Would you please reproduce all the entries exactly, leaving the pictures out?

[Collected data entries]
[Start of section]
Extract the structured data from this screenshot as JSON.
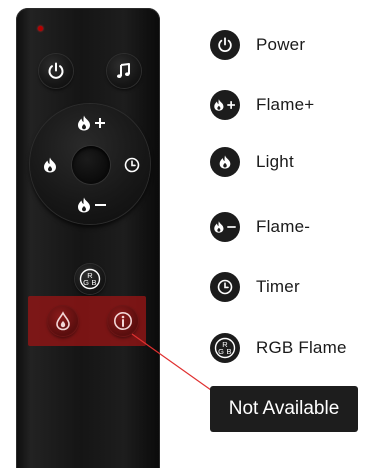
{
  "legend": [
    {
      "label": "Power",
      "icon": "power-icon"
    },
    {
      "label": "Flame+",
      "icon": "flame-plus-icon"
    },
    {
      "label": "Light",
      "icon": "flame-icon"
    },
    {
      "label": "Flame-",
      "icon": "flame-minus-icon"
    },
    {
      "label": "Timer",
      "icon": "clock-icon"
    },
    {
      "label": "RGB Flame",
      "icon": "rgb-icon"
    }
  ],
  "remote": {
    "buttons": {
      "power": "power-icon",
      "music": "music-note-icon",
      "dpad_top": "flame-plus-icon",
      "dpad_left": "flame-icon",
      "dpad_right": "clock-icon",
      "dpad_bottom": "flame-minus-icon",
      "rgb": "rgb-icon",
      "drop": "drop-flame-icon",
      "info": "info-icon"
    },
    "rgb_letters": {
      "top": "R",
      "left": "G",
      "right": "B"
    }
  },
  "not_available": {
    "label": "Not Available"
  },
  "colors": {
    "remote_body": "#151515",
    "highlight_zone": "#961414",
    "leader_line": "#e03030",
    "label_bg": "#1d1d1d",
    "icon_white": "#ffffff"
  }
}
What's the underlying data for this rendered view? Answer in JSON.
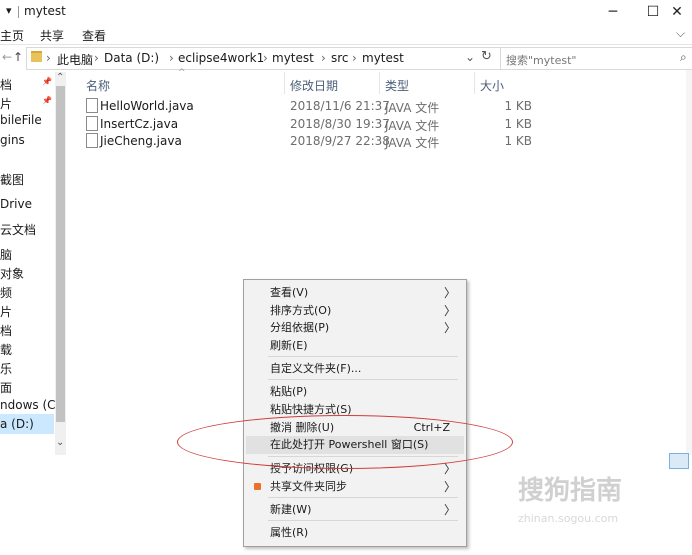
{
  "window": {
    "title": "mytest",
    "quick_access_glyph": "▾",
    "minimize": "─",
    "maximize": "☐",
    "close": "✕",
    "expand_ribbon": "⌵"
  },
  "ribbon": {
    "tabs": [
      "主页",
      "共享",
      "查看"
    ]
  },
  "address": {
    "back": "←",
    "up": "↑",
    "breadcrumbs": [
      "此电脑",
      "Data (D:)",
      "eclipse4work1",
      "mytest",
      "src",
      "mytest"
    ],
    "separator": "›",
    "dropdown": "⌄",
    "refresh": "↻",
    "search_placeholder": "搜索\"mytest\"",
    "search_icon": "⌕"
  },
  "nav": {
    "items": [
      "档",
      "片",
      "bileFile",
      "gins",
      "",
      "截图",
      "Drive",
      "云文档",
      "脑",
      "对象",
      "频",
      "片",
      "档",
      "载",
      "乐",
      "面",
      "ndows (C:)",
      "a (D:)"
    ],
    "pin": "📌",
    "scroll_up": "⌃",
    "scroll_down": "⌄"
  },
  "columns": {
    "name": "名称",
    "date": "修改日期",
    "type": "类型",
    "size": "大小"
  },
  "files": [
    {
      "name": "HelloWorld.java",
      "date": "2018/11/6 21:37",
      "type": "JAVA 文件",
      "size": "1 KB"
    },
    {
      "name": "InsertCz.java",
      "date": "2018/8/30 19:37",
      "type": "JAVA 文件",
      "size": "1 KB"
    },
    {
      "name": "JieCheng.java",
      "date": "2018/9/27 22:38",
      "type": "JAVA 文件",
      "size": "1 KB"
    }
  ],
  "context_menu": {
    "view": "查看(V)",
    "sort": "排序方式(O)",
    "group": "分组依据(P)",
    "refresh": "刷新(E)",
    "customize": "自定义文件夹(F)...",
    "paste": "粘贴(P)",
    "paste_shortcut": "粘贴快捷方式(S)",
    "undo": "撤消 删除(U)",
    "undo_shortcut": "Ctrl+Z",
    "powershell": "在此处打开 Powershell 窗口(S)",
    "grant_access": "授予访问权限(G)",
    "share_sync": "共享文件夹同步",
    "new": "新建(W)",
    "properties": "属性(R)",
    "submenu_arrow": "〉"
  },
  "watermark": {
    "brand": "搜狗指南",
    "url": "zhinan.sogou.com"
  },
  "colors": {
    "annotation": "#d23b3b",
    "accent": "#0078d7"
  }
}
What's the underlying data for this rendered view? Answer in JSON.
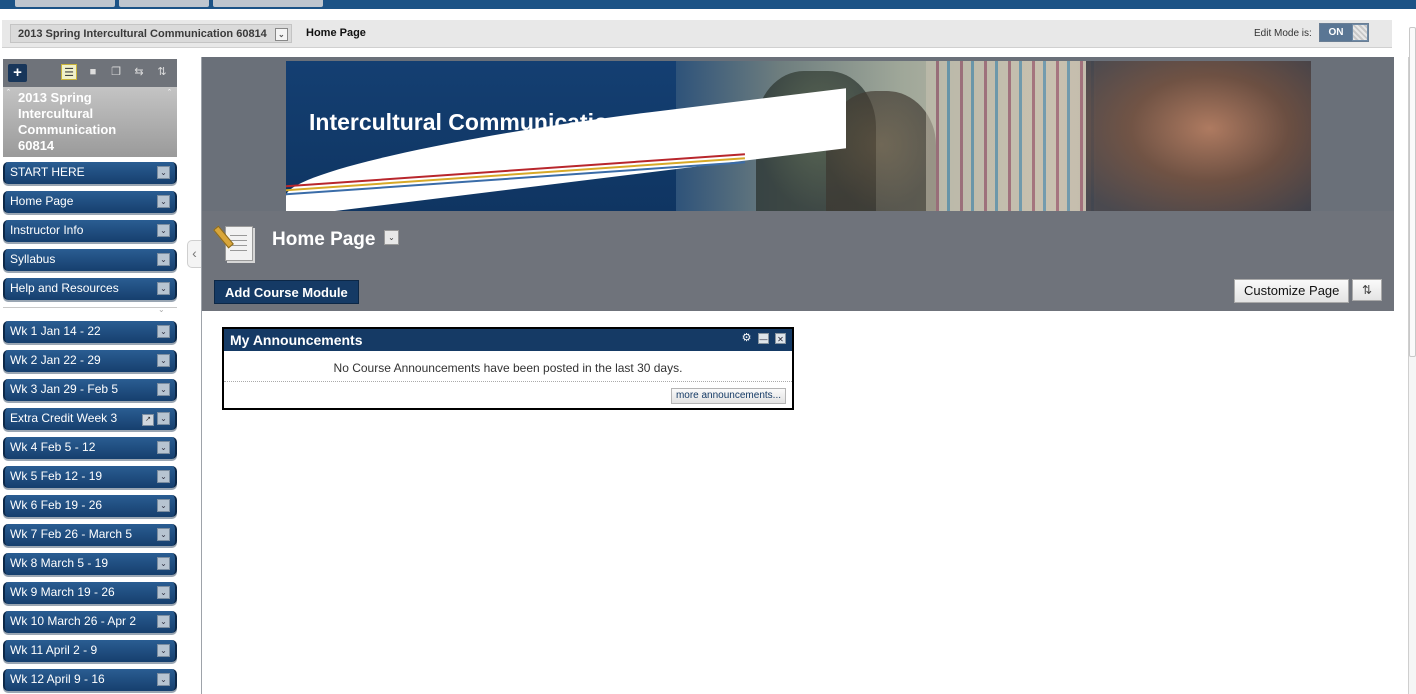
{
  "breadcrumb": {
    "course": "2013 Spring Intercultural Communication 60814",
    "page": "Home Page"
  },
  "edit_mode": {
    "label": "Edit Mode is:",
    "state": "ON"
  },
  "sidebar": {
    "course_title": "2013 Spring Intercultural Communication 60814",
    "add_icon": "plus-icon",
    "items": [
      {
        "label": "START HERE"
      },
      {
        "label": "Home Page"
      },
      {
        "label": "Instructor Info"
      },
      {
        "label": "Syllabus"
      },
      {
        "label": "Help and Resources"
      },
      {
        "label": "Wk 1 Jan 14 - 22"
      },
      {
        "label": "Wk 2 Jan 22 - 29"
      },
      {
        "label": "Wk 3 Jan 29 - Feb 5"
      },
      {
        "label": "Extra Credit Week 3"
      },
      {
        "label": "Wk 4 Feb 5 - 12"
      },
      {
        "label": "Wk 5 Feb 12 - 19"
      },
      {
        "label": "Wk 6 Feb 19 - 26"
      },
      {
        "label": "Wk 7 Feb 26 - March 5"
      },
      {
        "label": "Wk 8 March 5 - 19"
      },
      {
        "label": "Wk 9 March 19 - 26"
      },
      {
        "label": "Wk 10 March 26 - Apr 2"
      },
      {
        "label": "Wk 11 April 2 - 9"
      },
      {
        "label": "Wk 12 April 9 - 16"
      }
    ]
  },
  "banner": {
    "title": "Intercultural Communication"
  },
  "page": {
    "title": "Home Page",
    "add_module_label": "Add Course Module",
    "customize_label": "Customize Page"
  },
  "module": {
    "title": "My Announcements",
    "message": "No Course Announcements have been posted in the last 30 days.",
    "more_label": "more announcements..."
  },
  "colors": {
    "nav_blue": "#153a65",
    "header_gray": "#6f737b",
    "menu_blue": "#2a5d92"
  }
}
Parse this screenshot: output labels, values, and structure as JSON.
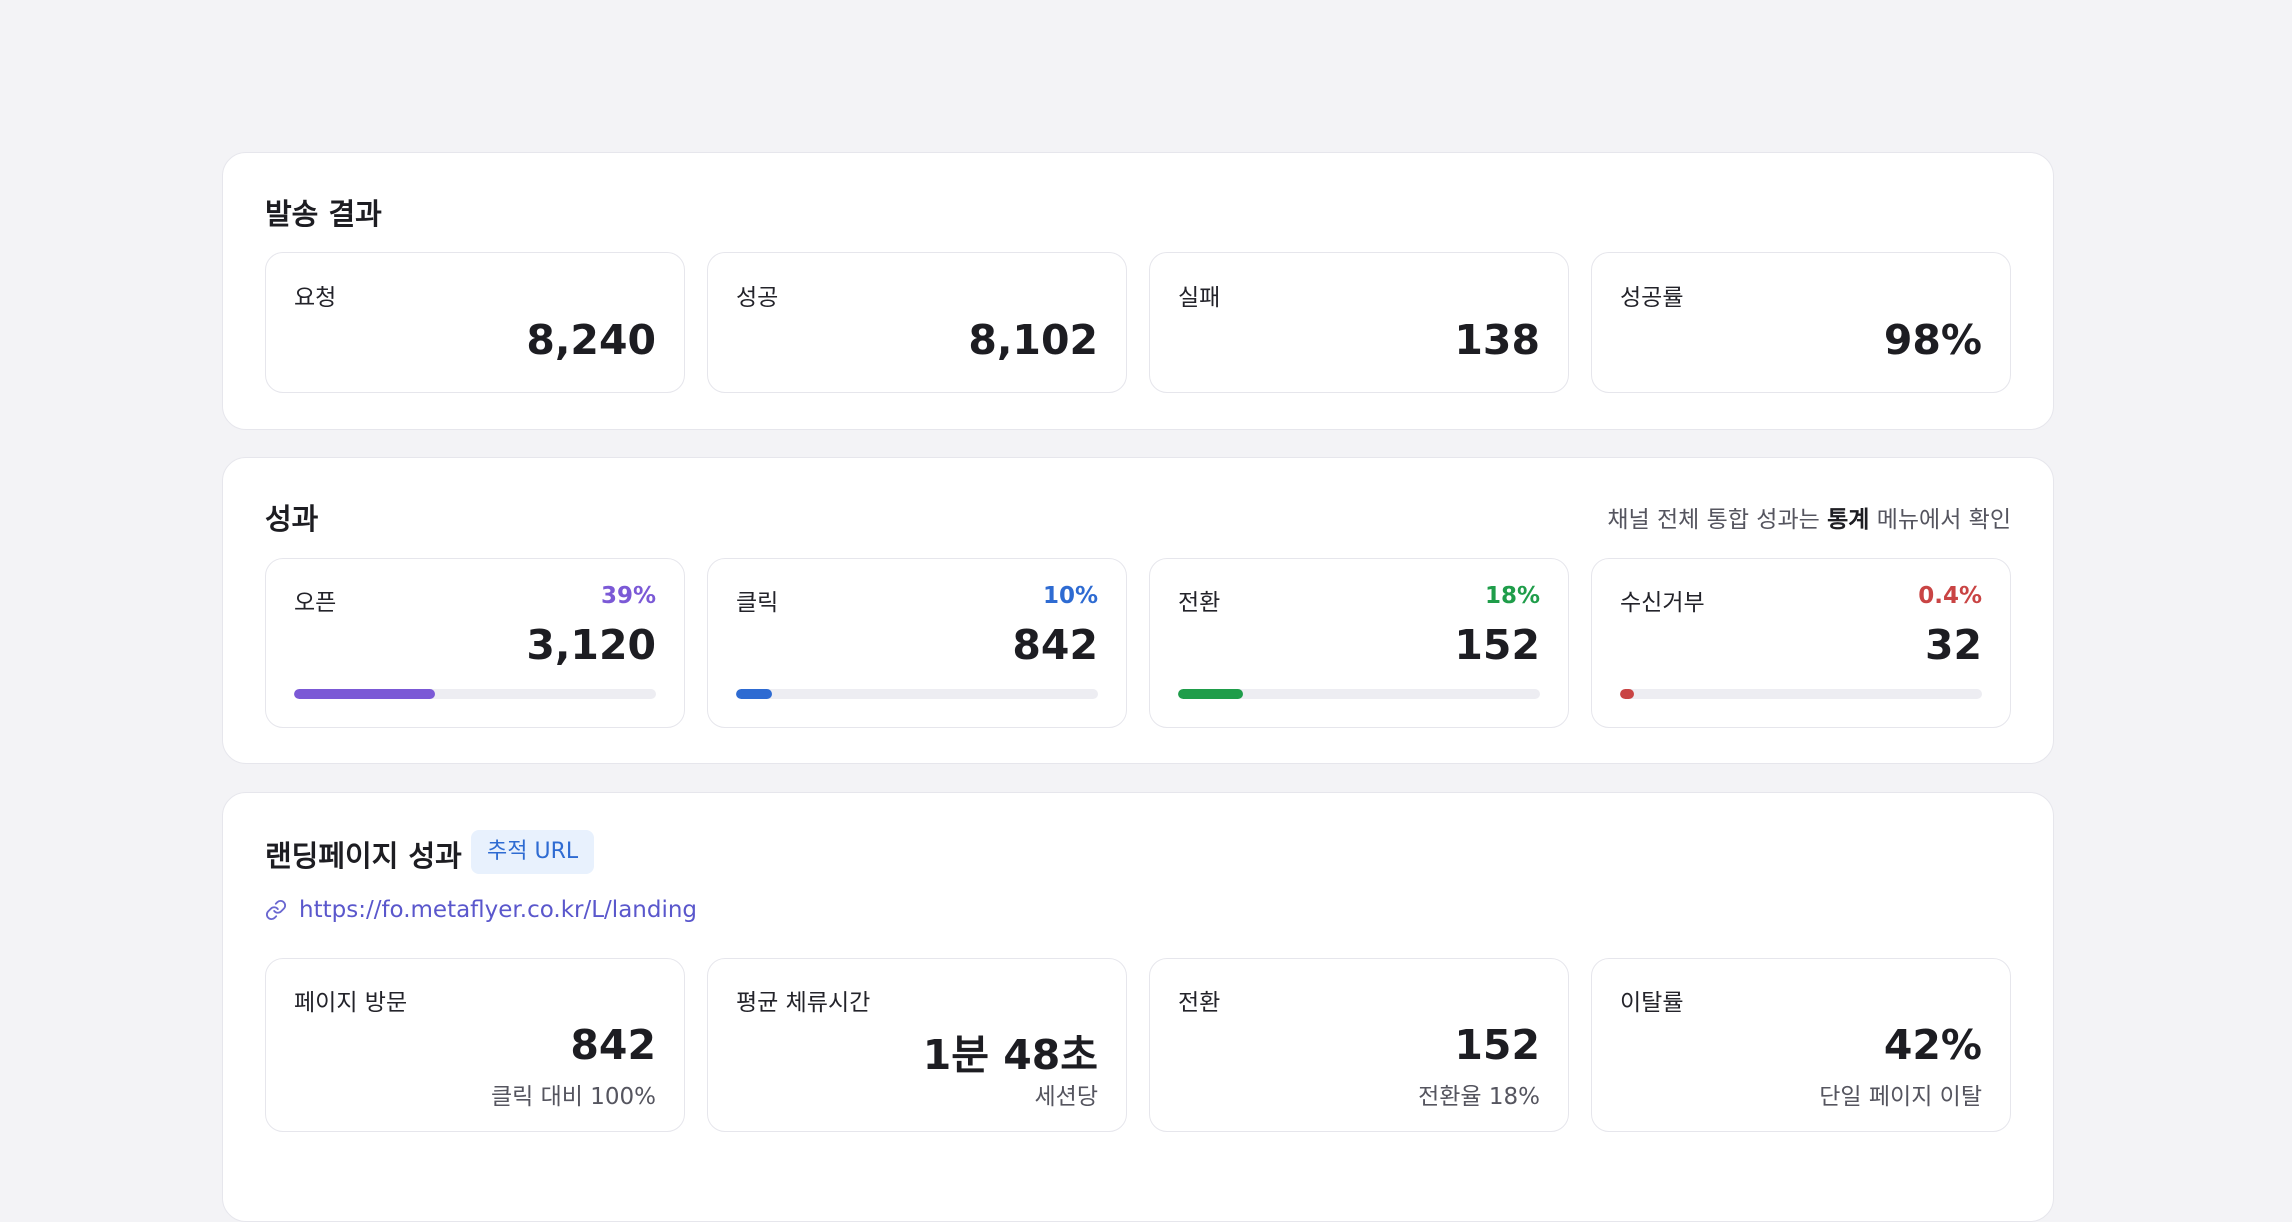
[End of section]
**Answer to this task:**
Extract the structured data from this screenshot as JSON.
{
  "legend": [
    {
      "label": "Power",
      "icon": "power-icon"
    },
    {
      "label": "Flame+",
      "icon": "flame-plus-icon"
    },
    {
      "label": "Light",
      "icon": "flame-icon"
    },
    {
      "label": "Flame-",
      "icon": "flame-minus-icon"
    },
    {
      "label": "Timer",
      "icon": "clock-icon"
    },
    {
      "label": "RGB Flame",
      "icon": "rgb-icon"
    }
  ],
  "remote": {
    "buttons": {
      "power": "power-icon",
      "music": "music-note-icon",
      "dpad_top": "flame-plus-icon",
      "dpad_left": "flame-icon",
      "dpad_right": "clock-icon",
      "dpad_bottom": "flame-minus-icon",
      "rgb": "rgb-icon",
      "drop": "drop-flame-icon",
      "info": "info-icon"
    },
    "rgb_letters": {
      "top": "R",
      "left": "G",
      "right": "B"
    }
  },
  "not_available": {
    "label": "Not Available"
  },
  "colors": {
    "remote_body": "#151515",
    "highlight_zone": "#961414",
    "leader_line": "#e03030",
    "label_bg": "#1d1d1d",
    "icon_white": "#ffffff"
  }
}
What's the underlying data for this rendered view? Answer in JSON.
{
  "window": {
    "title": "mytest",
    "quick_access_glyph": "▾",
    "minimize": "─",
    "maximize": "☐",
    "close": "✕",
    "expand_ribbon": "⌵"
  },
  "ribbon": {
    "tabs": [
      "主页",
      "共享",
      "查看"
    ]
  },
  "address": {
    "back": "←",
    "up": "↑",
    "breadcrumbs": [
      "此电脑",
      "Data (D:)",
      "eclipse4work1",
      "mytest",
      "src",
      "mytest"
    ],
    "separator": "›",
    "dropdown": "⌄",
    "refresh": "↻",
    "search_placeholder": "搜索\"mytest\"",
    "search_icon": "⌕"
  },
  "nav": {
    "items": [
      "档",
      "片",
      "bileFile",
      "gins",
      "",
      "截图",
      "Drive",
      "云文档",
      "脑",
      "对象",
      "频",
      "片",
      "档",
      "载",
      "乐",
      "面",
      "ndows (C:)",
      "a (D:)"
    ],
    "pin": "📌",
    "scroll_up": "⌃",
    "scroll_down": "⌄"
  },
  "columns": {
    "name": "名称",
    "date": "修改日期",
    "type": "类型",
    "size": "大小"
  },
  "files": [
    {
      "name": "HelloWorld.java",
      "date": "2018/11/6 21:37",
      "type": "JAVA 文件",
      "size": "1 KB"
    },
    {
      "name": "InsertCz.java",
      "date": "2018/8/30 19:37",
      "type": "JAVA 文件",
      "size": "1 KB"
    },
    {
      "name": "JieCheng.java",
      "date": "2018/9/27 22:38",
      "type": "JAVA 文件",
      "size": "1 KB"
    }
  ],
  "context_menu": {
    "view": "查看(V)",
    "sort": "排序方式(O)",
    "group": "分组依据(P)",
    "refresh": "刷新(E)",
    "customize": "自定义文件夹(F)...",
    "paste": "粘贴(P)",
    "paste_shortcut": "粘贴快捷方式(S)",
    "undo": "撤消 删除(U)",
    "undo_shortcut": "Ctrl+Z",
    "powershell": "在此处打开 Powershell 窗口(S)",
    "grant_access": "授予访问权限(G)",
    "share_sync": "共享文件夹同步",
    "new": "新建(W)",
    "properties": "属性(R)",
    "submenu_arrow": "〉"
  },
  "watermark": {
    "brand": "搜狗指南",
    "url": "zhinan.sogou.com"
  },
  "colors": {
    "annotation": "#d23b3b",
    "accent": "#0078d7"
  }
}
What's the underlying data for this rendered view? Answer in JSON.
{
  "breadcrumb": {
    "course": "2013 Spring Intercultural Communication 60814",
    "page": "Home Page"
  },
  "edit_mode": {
    "label": "Edit Mode is:",
    "state": "ON"
  },
  "sidebar": {
    "course_title": "2013 Spring Intercultural Communication 60814",
    "add_icon": "plus-icon",
    "items": [
      {
        "label": "START HERE"
      },
      {
        "label": "Home Page"
      },
      {
        "label": "Instructor Info"
      },
      {
        "label": "Syllabus"
      },
      {
        "label": "Help and Resources"
      },
      {
        "label": "Wk 1 Jan 14 - 22"
      },
      {
        "label": "Wk 2 Jan 22 - 29"
      },
      {
        "label": "Wk 3 Jan 29 - Feb 5"
      },
      {
        "label": "Extra Credit Week 3"
      },
      {
        "label": "Wk 4 Feb 5 - 12"
      },
      {
        "label": "Wk 5 Feb 12 - 19"
      },
      {
        "label": "Wk 6 Feb 19 - 26"
      },
      {
        "label": "Wk 7 Feb 26 - March 5"
      },
      {
        "label": "Wk 8 March 5 - 19"
      },
      {
        "label": "Wk 9 March 19 - 26"
      },
      {
        "label": "Wk 10 March 26 - Apr 2"
      },
      {
        "label": "Wk 11 April 2 - 9"
      },
      {
        "label": "Wk 12 April 9 - 16"
      }
    ]
  },
  "banner": {
    "title": "Intercultural Communication"
  },
  "page": {
    "title": "Home Page",
    "add_module_label": "Add Course Module",
    "customize_label": "Customize Page"
  },
  "module": {
    "title": "My Announcements",
    "message": "No Course Announcements have been posted in the last 30 days.",
    "more_label": "more announcements..."
  },
  "colors": {
    "nav_blue": "#153a65",
    "header_gray": "#6f737b",
    "menu_blue": "#2a5d92"
  }
}
Parse this screenshot: output labels, values, and structure as JSON.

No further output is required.